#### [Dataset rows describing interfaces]
▬▬▬▬▬▬

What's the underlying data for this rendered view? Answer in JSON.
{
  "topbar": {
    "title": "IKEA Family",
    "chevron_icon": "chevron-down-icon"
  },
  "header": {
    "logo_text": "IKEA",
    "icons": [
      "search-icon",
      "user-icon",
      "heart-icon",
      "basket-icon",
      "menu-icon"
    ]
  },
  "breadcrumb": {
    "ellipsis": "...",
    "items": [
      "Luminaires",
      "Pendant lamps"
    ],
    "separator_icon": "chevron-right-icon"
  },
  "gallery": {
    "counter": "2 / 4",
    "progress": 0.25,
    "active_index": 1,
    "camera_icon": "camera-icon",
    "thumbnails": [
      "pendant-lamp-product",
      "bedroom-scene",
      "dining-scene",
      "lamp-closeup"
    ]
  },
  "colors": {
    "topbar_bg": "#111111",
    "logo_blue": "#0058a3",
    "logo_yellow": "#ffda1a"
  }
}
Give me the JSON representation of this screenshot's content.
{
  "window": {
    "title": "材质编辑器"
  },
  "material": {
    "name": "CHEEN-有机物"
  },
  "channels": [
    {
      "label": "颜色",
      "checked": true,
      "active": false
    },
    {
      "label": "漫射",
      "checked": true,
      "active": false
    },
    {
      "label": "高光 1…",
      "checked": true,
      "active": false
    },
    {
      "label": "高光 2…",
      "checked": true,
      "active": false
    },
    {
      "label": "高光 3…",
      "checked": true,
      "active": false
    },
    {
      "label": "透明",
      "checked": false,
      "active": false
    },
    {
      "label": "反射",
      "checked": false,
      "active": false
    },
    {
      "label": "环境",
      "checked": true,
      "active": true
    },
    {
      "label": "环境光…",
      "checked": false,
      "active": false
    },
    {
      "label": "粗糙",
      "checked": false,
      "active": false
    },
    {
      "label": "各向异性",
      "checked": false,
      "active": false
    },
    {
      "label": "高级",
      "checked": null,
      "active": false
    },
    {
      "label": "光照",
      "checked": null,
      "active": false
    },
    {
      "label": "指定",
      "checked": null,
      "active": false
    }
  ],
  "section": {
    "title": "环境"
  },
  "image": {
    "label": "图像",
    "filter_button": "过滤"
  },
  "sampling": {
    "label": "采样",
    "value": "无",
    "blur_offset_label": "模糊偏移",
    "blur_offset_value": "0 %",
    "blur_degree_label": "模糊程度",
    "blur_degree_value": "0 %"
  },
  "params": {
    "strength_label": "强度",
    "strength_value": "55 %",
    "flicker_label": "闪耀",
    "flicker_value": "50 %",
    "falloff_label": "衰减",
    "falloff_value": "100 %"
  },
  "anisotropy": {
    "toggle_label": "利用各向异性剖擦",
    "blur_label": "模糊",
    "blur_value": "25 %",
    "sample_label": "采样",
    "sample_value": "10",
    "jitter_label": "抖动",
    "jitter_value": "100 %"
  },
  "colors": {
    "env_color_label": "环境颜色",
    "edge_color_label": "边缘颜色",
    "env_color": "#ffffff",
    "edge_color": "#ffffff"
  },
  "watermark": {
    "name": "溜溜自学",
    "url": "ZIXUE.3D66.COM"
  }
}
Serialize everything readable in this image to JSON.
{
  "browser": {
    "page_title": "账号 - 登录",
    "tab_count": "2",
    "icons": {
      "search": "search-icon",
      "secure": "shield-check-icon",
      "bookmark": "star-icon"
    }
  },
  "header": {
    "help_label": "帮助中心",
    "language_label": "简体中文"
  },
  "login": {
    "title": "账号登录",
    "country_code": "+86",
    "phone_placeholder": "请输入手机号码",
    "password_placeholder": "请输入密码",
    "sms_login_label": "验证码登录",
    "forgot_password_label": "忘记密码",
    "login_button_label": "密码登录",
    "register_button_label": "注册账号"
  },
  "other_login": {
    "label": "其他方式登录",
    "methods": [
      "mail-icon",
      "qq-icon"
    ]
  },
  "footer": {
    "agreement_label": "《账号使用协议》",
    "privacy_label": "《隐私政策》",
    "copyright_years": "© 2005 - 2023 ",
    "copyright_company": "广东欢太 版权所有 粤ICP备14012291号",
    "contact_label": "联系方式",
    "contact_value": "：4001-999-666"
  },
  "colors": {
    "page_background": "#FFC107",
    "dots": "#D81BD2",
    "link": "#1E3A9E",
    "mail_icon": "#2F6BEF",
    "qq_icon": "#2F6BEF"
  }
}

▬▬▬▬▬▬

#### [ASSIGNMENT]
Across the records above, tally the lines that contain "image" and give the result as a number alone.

#### [ANSWER BOX]
2